A Start Screen is a good point to START things, but during work or operation, it is not something I want to use, at least not in its current form. Now when it pops up fullscreen, it just obscures everything and gets in the way of getting things done.

While I criticize how it works now, I do see the need and use of a centralized hub of information, where you can check out notifications all at once, check if new news came in, check if there are new bugs, check if there are new messages, chat messages, emails, status updates on Facebook, etc. But I would want that to be less disruptive than launching into the Start Screen. Besides, if I need to switch over to the Start Screen to check for notifications, it just beats the whole purpose of notifications in the first place.

The keyboard experience, searching

It is not all bad - but I will say it definitely needs fine tuning for the desktop use. And it needs tuning to be used with the keyboard.

I am a big fan of using Windows with the keyboard, and I was very satisfied by how Windows 7 improved the keyboard only experience of using the operating system. With the Windows 7 Start Menu, I can push the Start button on the keyboard, start typing (into search), use arrows to select from list, and launch. Often the first result was good enough, so I could just hit enter to start the application. The new Start Screen works like this if what you want is an application. It also displays more results at once. But in certain situations the experience is worse than in Windows 7. Not to mention that the Start Screen covers all apps and the taskbar.

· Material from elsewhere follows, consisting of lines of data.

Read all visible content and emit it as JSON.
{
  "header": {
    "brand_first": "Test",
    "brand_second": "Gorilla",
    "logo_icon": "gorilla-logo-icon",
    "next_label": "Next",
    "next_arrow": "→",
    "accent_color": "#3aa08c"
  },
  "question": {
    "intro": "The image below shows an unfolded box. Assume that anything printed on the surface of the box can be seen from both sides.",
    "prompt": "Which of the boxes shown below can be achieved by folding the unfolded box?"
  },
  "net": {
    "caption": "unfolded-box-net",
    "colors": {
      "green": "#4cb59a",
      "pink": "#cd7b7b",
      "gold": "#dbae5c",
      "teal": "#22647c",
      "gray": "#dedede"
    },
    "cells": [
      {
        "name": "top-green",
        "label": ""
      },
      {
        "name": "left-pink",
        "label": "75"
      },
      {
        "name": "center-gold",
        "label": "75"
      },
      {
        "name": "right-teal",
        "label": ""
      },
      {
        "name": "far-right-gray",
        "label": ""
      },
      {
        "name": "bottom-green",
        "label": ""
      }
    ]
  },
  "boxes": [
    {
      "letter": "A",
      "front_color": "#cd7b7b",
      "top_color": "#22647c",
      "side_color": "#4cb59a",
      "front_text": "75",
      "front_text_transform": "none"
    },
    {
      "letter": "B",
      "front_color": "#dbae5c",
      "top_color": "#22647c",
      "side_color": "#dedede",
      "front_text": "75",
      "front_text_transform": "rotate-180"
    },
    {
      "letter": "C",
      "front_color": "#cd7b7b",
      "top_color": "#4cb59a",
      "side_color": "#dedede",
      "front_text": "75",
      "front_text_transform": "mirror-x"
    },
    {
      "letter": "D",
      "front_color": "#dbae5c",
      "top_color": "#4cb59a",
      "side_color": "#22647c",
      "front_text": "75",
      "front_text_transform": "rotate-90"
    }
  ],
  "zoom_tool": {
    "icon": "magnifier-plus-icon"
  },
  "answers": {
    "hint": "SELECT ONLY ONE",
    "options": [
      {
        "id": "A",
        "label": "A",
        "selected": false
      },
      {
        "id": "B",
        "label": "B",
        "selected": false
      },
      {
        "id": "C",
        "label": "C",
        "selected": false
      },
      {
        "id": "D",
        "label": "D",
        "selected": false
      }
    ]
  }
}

Not good.

What I particularly did not like about search in Windows 8, is that it separates Apps, Settings and Files. It just displays results from Apps as a default (in Windows 7, all results were displayed at once). What does this mean? On Windows 7, when I type in “add remove” into Windows 7 search box, the first result is “Add or remove programs”. I can hit enter and start working. In Windows 8 the result is bogus ("Add or remove help content", obviously some kind of App), until I remember to switch over to Settings under the search box. Which is not even trivial using the keyboard.

As mentioned before, Start Screen covers the screen, so naturally so do search results. As the article says, the start menu could not scale to fit all the search results: this is true. In this respect the new Start Screen is superior, because in can display more entries.

I would stress that the task bar needs to be visible all the time. When Windows starts, by all means, show the Start Screen. Maybe even full screen. But almost always I would see a better option of the Start Screen being a transparent overlay (check out OS X Dashboard) over the desktop, excluding the taskbar (which should be always visible).


This is of course just a developer preview, and I hope Microsoft can fine tune the new Start Screen, especially for desktop users. I would say the keyboard (and mouse) user experience needs a lot of work, because in its current form it is more disruptive than helpful.

When Windows Vista came out, and after that, Windows 7, the new Start Menu and its features struck me as something that increased my productivity, especially with the keyboard. I just do not feel the new Start Screen does the same. I feel it hinders me. I realize sometimes you need drastic changes to get new things going, but I just do no feel the Start Screen in its current form satisfies this goal. It might be something really cool for tablets, but desktop users are left behind in its current version.

Eagerly waiting more Windows 8 previews :-) And I still need to check out development tools for Windows 8.



There are no comments for this blog entry.